But realize this, that in the last days difficult times will come. For men will be lovers of self, lovers of money, boastful, arrogant, revilers, disobedient to parents, ungrateful, unholy, unloving, irreconcilable, malicious gossips, without self-control, brutal, haters of good, treacherous, reckless, conceited, lovers of pleasure rather than lovers of God, holding to a form of godliness, although they have denied its power; Avoid such men as these. For among them are those who enter into households and captivate weak women weighed down with sins, led on by various impulses, always learning and never able to come to the knowledge of the truth. 2 Timothy 3:1-7
This falling away is made even more bizarre because the motivation simply cannot be about wealth. The Baptist preachers named above are but a handful of Post-Protestant ministers who have made enormous amounts of money giving sermons. The Seventh Day Adventist church is simply going to disintegrate, or at least split and become smaller if it continues down a similar path as the Sunday keepers, because it is composed of conservative people.
There seems to be no good reason why the spiritual leaders are so cavalierly willing to ‘throw it all away’. But let us take solace that there is coming a time, quicker and quicker by the day, were every tongue will confess and every knee will bow to the One True God and His Son.

Time to Stop Praying? (Morning Companion)

One time God told Moses to stop praying. If we accept that prayer is a good thing, why would God tell someone to cut it out?
“Why are you crying out to me?” (Exodus 14:15). Given the circumstances, I would think the question should be, “Why not?”
Here’s the story. Moses had just led Israel out of Egypt. Through his hand God had turned the Nile into blood, brought many plagues on the Egyptians, and with boldness he had led the nation to freedom. Now, shortly after this triumphant march from slavery, Pharaoh has a change of heart and decides to chase down the fleeing masses with his infantry and chariots in order to drive them back to their former state.
Why shouldn’t Moses cry out to God? Why would God object?
In this is a lesson about prayer. The newly freed Israelites had already cried out to God (verse 10), after which Moses tells them to do something: “Stand still and see the salvation of the Lord” (verse 13). There are indeed times when all we can do is stand still and wait. As the old saying goes, “Let go, and let God.” But in spite of appearances this was apparently not one of those times.
Thus God says to Moses, “Why do you cry out to me?” And then he says, “Tell the children of Israel to go forward” (verse 15). It is time to get off your knees and into your hiking boots. Tell the people the time for standing still is over. Now is the time to do something about your situation.
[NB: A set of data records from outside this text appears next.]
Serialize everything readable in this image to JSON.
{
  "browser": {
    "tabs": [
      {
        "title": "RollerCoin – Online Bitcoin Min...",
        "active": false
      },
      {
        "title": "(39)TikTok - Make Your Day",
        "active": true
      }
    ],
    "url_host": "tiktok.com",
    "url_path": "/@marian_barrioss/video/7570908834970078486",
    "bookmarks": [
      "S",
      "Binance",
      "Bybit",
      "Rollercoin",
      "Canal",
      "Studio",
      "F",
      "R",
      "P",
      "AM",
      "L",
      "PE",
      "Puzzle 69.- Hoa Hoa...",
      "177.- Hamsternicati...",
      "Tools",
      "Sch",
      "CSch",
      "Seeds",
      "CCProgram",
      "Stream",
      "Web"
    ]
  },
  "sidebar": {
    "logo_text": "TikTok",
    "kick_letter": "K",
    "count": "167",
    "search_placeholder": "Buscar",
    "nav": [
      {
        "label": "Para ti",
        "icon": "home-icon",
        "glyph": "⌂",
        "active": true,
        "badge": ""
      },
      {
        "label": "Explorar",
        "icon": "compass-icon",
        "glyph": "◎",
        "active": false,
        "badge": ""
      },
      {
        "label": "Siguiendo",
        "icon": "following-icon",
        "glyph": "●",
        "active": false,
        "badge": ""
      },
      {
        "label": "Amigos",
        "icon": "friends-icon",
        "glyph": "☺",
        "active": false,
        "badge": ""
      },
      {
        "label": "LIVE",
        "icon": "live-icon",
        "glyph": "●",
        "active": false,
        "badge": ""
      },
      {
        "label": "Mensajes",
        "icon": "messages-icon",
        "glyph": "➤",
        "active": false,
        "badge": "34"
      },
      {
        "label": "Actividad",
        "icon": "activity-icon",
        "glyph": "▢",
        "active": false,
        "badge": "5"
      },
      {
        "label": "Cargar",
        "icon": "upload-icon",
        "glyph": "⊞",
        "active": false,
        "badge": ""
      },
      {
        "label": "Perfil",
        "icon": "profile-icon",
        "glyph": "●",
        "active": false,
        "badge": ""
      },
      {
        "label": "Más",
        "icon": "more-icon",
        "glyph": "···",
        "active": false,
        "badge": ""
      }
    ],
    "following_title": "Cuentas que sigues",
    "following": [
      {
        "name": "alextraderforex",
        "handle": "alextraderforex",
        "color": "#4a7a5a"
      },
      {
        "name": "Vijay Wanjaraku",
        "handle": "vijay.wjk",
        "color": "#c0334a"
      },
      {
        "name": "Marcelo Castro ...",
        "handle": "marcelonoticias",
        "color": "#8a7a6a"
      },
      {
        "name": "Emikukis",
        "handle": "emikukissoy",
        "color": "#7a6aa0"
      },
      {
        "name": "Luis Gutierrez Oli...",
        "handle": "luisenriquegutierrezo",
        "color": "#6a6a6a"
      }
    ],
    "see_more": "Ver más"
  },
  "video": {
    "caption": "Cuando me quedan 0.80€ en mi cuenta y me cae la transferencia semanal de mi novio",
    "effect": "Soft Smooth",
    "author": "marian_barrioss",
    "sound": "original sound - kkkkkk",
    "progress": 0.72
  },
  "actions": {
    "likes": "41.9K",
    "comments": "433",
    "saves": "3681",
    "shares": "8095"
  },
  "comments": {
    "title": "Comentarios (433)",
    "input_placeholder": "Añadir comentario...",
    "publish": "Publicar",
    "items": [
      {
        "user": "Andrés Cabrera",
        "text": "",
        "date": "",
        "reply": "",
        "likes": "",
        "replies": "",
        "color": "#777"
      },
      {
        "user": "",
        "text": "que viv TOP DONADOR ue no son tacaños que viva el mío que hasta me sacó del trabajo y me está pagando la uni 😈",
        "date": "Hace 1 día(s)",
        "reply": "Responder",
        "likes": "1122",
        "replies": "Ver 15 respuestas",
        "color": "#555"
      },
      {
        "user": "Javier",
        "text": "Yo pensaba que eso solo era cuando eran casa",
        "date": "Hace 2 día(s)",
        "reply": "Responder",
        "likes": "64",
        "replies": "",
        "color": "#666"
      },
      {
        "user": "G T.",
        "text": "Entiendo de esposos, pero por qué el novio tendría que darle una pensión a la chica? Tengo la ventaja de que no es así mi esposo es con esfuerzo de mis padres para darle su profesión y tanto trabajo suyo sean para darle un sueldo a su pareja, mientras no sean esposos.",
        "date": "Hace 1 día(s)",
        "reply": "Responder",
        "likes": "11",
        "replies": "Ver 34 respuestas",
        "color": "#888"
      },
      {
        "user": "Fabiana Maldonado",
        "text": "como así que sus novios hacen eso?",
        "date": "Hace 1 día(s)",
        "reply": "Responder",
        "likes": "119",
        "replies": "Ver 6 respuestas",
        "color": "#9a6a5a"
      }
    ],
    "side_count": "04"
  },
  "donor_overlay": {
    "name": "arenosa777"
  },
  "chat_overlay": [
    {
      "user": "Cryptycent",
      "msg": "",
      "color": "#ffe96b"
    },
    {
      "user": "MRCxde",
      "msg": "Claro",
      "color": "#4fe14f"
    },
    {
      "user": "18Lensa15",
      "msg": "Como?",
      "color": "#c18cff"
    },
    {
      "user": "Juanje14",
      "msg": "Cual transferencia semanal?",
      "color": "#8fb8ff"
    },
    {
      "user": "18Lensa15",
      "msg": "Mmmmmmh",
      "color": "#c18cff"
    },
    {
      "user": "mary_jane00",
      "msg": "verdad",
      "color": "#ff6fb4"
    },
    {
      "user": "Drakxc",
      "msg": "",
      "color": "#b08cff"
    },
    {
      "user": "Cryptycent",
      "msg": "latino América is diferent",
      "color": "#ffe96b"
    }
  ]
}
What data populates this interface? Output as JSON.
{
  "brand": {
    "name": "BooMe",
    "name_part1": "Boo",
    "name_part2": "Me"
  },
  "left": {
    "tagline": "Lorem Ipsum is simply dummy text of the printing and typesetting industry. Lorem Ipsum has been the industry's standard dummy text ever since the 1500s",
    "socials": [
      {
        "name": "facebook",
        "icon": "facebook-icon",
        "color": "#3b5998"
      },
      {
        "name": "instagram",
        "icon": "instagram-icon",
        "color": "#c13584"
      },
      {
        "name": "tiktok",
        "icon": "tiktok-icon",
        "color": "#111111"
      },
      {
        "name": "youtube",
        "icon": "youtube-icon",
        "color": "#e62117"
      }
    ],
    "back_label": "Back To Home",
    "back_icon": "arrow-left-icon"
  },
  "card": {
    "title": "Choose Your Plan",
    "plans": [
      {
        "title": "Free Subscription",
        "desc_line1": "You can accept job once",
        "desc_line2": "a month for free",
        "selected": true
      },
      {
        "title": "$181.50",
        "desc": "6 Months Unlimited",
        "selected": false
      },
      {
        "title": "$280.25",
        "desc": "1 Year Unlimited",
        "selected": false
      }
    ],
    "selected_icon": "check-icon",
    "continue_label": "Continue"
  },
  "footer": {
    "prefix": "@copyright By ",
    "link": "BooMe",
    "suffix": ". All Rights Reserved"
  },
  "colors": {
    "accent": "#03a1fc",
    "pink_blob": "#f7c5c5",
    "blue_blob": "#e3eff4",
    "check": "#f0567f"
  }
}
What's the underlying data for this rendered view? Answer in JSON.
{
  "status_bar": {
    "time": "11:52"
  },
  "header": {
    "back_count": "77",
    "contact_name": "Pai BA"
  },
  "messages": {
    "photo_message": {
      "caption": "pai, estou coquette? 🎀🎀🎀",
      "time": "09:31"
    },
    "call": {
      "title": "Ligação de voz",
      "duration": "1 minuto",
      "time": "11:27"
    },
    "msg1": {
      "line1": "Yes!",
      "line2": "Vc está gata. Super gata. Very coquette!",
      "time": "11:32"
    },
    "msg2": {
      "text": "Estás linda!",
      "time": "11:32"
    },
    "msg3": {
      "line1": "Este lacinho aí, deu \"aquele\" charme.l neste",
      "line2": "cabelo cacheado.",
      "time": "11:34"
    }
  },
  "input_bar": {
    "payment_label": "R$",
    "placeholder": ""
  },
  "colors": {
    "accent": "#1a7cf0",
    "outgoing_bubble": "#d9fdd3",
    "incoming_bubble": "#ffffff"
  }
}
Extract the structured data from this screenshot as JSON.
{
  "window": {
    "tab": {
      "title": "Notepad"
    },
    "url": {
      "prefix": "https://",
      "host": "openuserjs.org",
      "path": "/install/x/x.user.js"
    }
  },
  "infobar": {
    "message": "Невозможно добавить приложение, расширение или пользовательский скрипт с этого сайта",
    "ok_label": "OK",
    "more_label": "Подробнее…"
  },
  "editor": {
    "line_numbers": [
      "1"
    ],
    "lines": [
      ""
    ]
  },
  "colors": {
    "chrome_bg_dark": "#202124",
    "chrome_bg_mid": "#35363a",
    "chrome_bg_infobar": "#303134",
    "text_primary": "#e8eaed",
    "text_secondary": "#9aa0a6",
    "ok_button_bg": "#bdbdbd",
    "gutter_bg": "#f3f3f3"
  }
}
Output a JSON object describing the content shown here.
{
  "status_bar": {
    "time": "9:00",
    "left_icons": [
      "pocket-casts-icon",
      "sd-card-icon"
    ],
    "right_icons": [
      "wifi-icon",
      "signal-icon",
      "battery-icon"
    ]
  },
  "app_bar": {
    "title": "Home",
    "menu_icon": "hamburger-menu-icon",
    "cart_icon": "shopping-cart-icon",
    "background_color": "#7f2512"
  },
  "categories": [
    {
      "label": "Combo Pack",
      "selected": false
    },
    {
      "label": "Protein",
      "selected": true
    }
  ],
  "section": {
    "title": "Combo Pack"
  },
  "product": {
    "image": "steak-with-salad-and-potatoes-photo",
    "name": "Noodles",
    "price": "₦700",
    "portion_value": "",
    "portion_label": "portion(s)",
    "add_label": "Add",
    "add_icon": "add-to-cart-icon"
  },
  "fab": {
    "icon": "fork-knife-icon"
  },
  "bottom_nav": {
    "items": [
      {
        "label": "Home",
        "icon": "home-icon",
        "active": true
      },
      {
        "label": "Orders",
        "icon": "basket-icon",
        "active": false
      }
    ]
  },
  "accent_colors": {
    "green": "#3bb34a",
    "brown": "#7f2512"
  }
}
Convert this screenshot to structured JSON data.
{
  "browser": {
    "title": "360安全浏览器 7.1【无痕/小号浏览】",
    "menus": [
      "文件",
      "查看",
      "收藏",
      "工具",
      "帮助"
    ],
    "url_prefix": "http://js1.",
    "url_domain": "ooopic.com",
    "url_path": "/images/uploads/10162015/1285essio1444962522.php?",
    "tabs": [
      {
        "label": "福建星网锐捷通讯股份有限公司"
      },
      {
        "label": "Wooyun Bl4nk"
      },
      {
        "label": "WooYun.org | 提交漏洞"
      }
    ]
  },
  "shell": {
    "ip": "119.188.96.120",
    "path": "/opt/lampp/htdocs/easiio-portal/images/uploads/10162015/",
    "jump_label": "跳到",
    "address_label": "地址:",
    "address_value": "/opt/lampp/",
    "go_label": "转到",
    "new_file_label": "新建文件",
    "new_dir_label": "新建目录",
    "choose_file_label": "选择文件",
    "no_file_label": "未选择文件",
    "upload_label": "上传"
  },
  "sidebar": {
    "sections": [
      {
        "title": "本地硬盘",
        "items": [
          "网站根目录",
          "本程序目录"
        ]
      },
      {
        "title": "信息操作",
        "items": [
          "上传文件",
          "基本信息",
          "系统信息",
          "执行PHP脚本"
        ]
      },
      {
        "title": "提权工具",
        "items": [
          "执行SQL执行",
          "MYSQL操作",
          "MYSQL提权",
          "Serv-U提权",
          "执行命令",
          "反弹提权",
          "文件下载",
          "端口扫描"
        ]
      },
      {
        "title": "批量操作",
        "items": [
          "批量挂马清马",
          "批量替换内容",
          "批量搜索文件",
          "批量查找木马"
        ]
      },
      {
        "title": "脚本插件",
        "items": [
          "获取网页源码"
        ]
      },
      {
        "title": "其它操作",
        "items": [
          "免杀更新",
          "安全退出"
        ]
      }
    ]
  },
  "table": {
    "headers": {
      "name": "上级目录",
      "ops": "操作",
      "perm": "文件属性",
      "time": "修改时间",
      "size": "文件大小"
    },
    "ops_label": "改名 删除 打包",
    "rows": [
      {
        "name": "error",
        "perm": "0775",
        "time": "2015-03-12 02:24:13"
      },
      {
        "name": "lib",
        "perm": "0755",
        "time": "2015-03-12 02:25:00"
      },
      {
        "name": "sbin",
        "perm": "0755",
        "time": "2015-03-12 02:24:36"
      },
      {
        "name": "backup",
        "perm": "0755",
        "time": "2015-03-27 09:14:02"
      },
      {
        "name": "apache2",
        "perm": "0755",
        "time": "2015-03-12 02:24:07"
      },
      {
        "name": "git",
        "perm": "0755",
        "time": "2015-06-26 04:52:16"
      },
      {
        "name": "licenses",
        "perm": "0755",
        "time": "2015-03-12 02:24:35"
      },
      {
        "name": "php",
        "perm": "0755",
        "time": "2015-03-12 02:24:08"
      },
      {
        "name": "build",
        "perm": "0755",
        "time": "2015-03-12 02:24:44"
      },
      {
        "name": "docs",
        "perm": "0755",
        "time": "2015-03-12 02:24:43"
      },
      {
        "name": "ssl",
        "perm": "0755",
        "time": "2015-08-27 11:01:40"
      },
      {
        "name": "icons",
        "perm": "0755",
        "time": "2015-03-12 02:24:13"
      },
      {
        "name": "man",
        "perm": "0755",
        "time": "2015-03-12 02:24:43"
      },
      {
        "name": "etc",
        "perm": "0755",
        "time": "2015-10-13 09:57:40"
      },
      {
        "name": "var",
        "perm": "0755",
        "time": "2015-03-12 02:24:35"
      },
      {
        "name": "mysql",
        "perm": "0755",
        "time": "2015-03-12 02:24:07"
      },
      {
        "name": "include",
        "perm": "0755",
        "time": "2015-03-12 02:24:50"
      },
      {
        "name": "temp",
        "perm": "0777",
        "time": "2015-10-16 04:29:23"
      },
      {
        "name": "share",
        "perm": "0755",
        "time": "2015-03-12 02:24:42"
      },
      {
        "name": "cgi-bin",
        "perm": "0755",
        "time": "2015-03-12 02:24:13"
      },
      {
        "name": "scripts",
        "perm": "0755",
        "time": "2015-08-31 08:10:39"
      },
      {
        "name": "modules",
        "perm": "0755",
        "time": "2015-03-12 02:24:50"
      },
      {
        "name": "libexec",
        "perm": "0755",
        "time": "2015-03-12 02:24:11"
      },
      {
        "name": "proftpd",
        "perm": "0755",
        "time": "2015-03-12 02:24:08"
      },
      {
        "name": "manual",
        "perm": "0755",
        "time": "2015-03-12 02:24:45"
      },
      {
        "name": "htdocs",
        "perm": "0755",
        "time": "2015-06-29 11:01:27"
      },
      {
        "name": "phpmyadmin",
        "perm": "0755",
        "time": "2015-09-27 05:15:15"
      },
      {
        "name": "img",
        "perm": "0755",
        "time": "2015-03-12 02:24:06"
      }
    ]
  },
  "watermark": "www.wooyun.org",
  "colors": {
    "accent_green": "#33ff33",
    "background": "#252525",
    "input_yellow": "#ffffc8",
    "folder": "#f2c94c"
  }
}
We can make two grave mistakes regarding prayer. One is to think that we can get along just fine without God’s help. If we just work hard enough, sweat hard enough, and think clearly enough, we can make all the right things happen. I can put on my boots and fight my own way through the wilderness.
Or we can make the other mistake. There is something to be said for waiting on God, “standing still”, shall we say. It’s true that in some circumstances God’s strength is revealed through our weaknesses. But simply sitting in our pajamas while waiting for God can be just as bad as thinking we can do it all on our own. Most of the time God expects us to be actively involved in carrying out his will. “Why do you cry out to me? Tell the children of Israel to go forward.”
God could not have led them through the Red Sea had they had just stood still and waited.